One of the more heavily used controls in Lightroom’s “Develop” module is labeled “Clarity”. Here’s a nifty little illustration of its powers.
I’ll do three treatments of the same picture; needly evergreen branches against a grey sky. This is my Ricoh GX100 point-and-shoot pocket camera; there’s nothing terribly special about the picture except perhaps that I shoot in raw, which maximizes the scope for exactly this kind of post-processing.
The first shot, aside from the built-in anti-aliasing, is more or less how it came out of the camera, modulo a little cropping.
Lightroom’s Clarity control does something that appears to the eye like straightforward sharpening. I think there are some clever edge-analysis tricks going on, because the effect, in moderation, is almost always pleasing. I recall an online demo that James Duncan Davidson posted illustrating some part of Lightroom workflow, in which he recommended giving most shots a bit of Clarity boost; I seem to recall words along the lines of “as much as it’ll take.” The second version has the Clarity cranked about to the max; maybe more than this particular photograph ought to have been asked to take.

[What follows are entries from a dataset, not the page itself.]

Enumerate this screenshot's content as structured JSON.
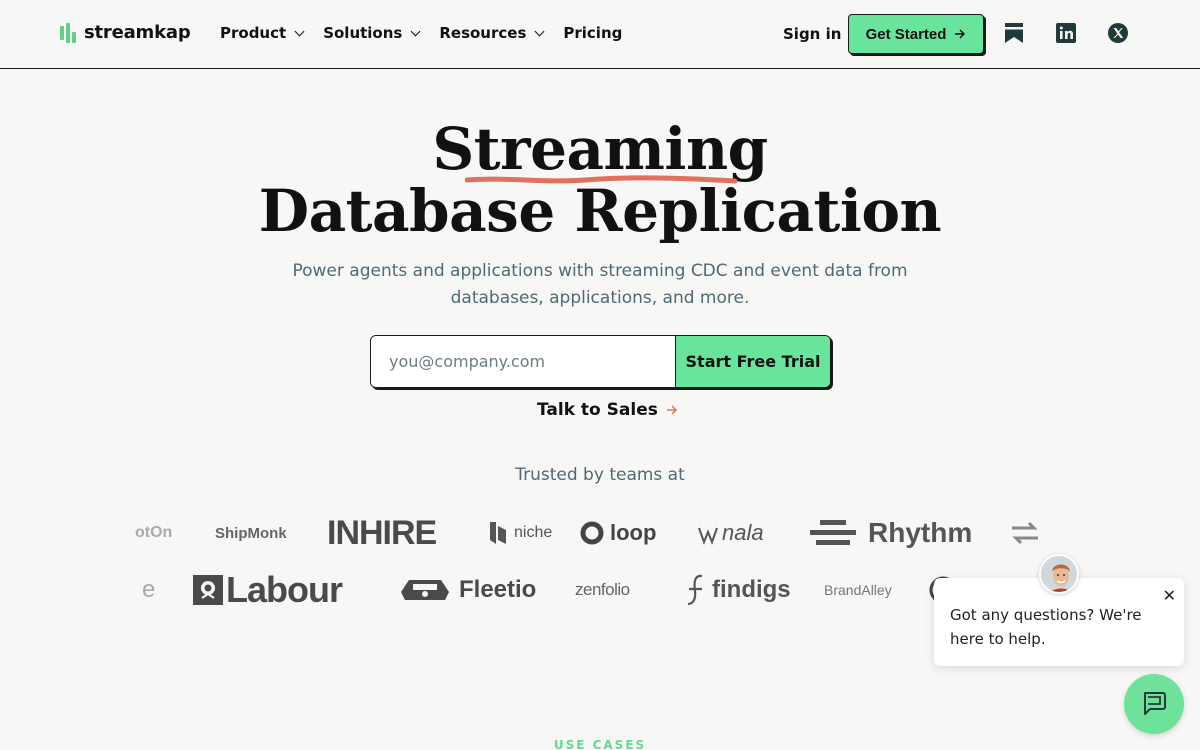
{
  "header": {
    "logo_text": "streamkap",
    "nav": [
      {
        "label": "Product",
        "has_dropdown": true
      },
      {
        "label": "Solutions",
        "has_dropdown": true
      },
      {
        "label": "Resources",
        "has_dropdown": true
      },
      {
        "label": "Pricing",
        "has_dropdown": false
      }
    ],
    "sign_in": "Sign in",
    "get_started": "Get Started",
    "social_icons": [
      "bookmark-icon",
      "linkedin-icon",
      "x-twitter-icon"
    ]
  },
  "hero": {
    "title_line1": "Streaming",
    "title_line2": "Database Replication",
    "subtitle_line1": "Power agents and applications with streaming CDC and event data from",
    "subtitle_line2": "databases, applications, and more.",
    "email_placeholder": "you@company.com",
    "trial_button": "Start Free Trial",
    "talk_to_sales": "Talk to Sales",
    "trusted": "Trusted by teams at"
  },
  "logos_row1": [
    "otOn",
    "ShipMonk",
    "INHIRE",
    "niche",
    "loop",
    "nala",
    "Rhythm"
  ],
  "logos_row2": [
    "e",
    "Labour",
    "Fleetio",
    "zenfolio",
    "findigs",
    "BrandAlley"
  ],
  "chat": {
    "message": "Got any questions? We're here to help.",
    "close": "✕"
  },
  "section_label": "USE CASES",
  "colors": {
    "accent_green": "#69e49c",
    "underline_red": "#e0715c",
    "muted_text": "#4f6a74"
  }
}
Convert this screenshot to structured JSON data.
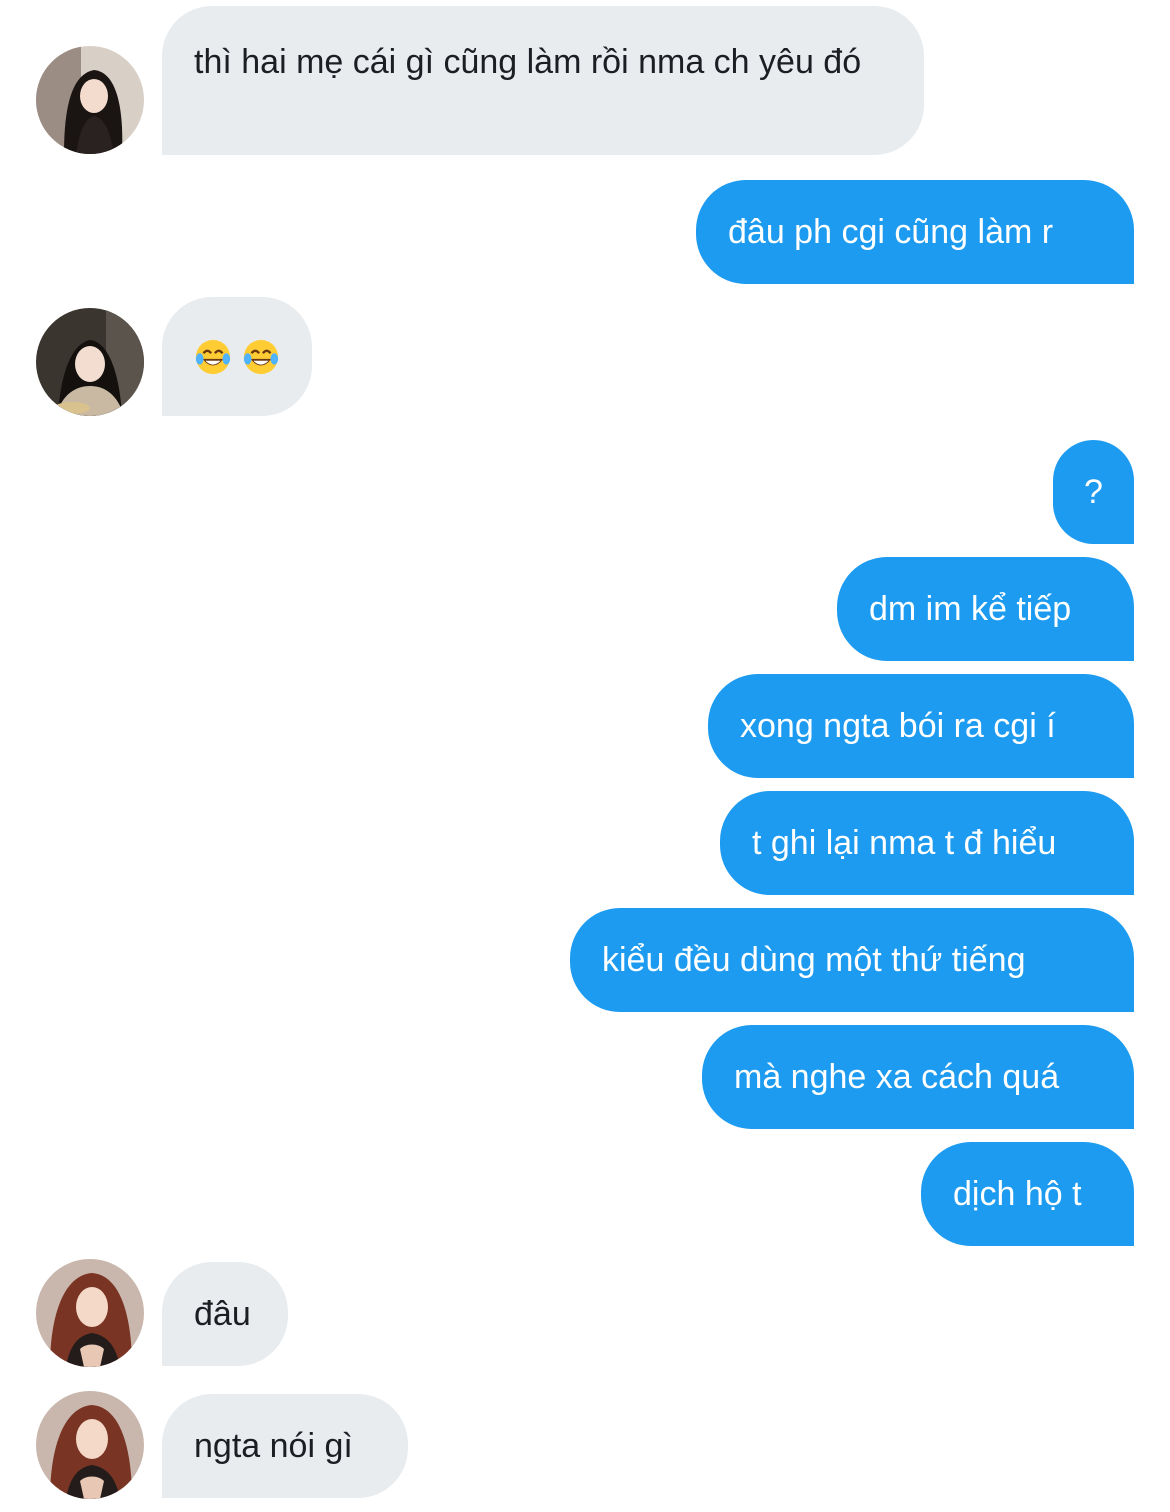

Everyone knows that more sharpness is always a good thing, right? So why, you ask, does the Clarity control present as a slider that you can crank down as well as up?
It turns out that cranking down produces an effect that is paradoxically pleasing on quite a few photos. I find it works well, in particular, for photos of trees.
For this to succeed, it seems that the picture has to be in pretty good focus to start with. When I’ve done it with pictures here I’ve tried to make a point of mentioning it, because the effect is seductive but at some level unnatural.
The third version has the Clarity cranked about as far down as you can go. See what I mean?
And remember: use the awesome power of post-processing only for good, not evil.